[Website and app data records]
____

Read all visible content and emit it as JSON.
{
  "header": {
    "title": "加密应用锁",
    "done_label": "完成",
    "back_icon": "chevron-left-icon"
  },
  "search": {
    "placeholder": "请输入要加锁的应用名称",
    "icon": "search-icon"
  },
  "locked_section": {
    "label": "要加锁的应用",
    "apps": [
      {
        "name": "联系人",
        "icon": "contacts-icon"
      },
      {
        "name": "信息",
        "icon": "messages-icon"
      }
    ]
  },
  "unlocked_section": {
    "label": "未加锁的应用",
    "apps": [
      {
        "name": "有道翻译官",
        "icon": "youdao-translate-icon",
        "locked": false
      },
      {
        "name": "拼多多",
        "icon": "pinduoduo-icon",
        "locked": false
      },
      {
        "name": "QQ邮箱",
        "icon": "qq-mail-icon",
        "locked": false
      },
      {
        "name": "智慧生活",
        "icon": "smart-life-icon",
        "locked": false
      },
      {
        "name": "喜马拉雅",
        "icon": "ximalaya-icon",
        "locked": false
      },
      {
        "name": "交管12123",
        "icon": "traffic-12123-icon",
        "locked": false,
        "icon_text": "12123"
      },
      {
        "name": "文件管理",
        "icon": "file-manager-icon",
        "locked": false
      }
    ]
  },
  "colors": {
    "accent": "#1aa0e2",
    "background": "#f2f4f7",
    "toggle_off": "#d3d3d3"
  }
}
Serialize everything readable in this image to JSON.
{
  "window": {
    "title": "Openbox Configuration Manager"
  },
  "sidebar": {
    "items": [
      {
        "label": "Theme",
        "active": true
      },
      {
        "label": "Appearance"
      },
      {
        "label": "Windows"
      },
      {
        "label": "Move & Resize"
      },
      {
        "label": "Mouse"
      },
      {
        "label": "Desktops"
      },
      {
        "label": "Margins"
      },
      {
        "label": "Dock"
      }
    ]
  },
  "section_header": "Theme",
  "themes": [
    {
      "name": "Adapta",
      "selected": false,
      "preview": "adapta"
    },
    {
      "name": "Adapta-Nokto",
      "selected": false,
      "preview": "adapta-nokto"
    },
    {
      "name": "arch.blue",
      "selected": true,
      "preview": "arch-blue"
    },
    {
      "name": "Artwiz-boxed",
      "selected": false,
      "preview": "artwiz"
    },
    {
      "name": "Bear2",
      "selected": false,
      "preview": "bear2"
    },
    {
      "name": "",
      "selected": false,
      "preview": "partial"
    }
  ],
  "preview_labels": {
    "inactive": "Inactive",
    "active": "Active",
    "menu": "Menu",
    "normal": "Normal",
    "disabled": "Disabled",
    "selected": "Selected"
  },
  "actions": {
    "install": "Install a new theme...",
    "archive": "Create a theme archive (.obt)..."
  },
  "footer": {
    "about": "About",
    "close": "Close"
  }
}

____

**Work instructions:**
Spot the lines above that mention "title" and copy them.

**Output:**
    "title": "加密应用锁",
    "title": "Openbox Configuration Manager"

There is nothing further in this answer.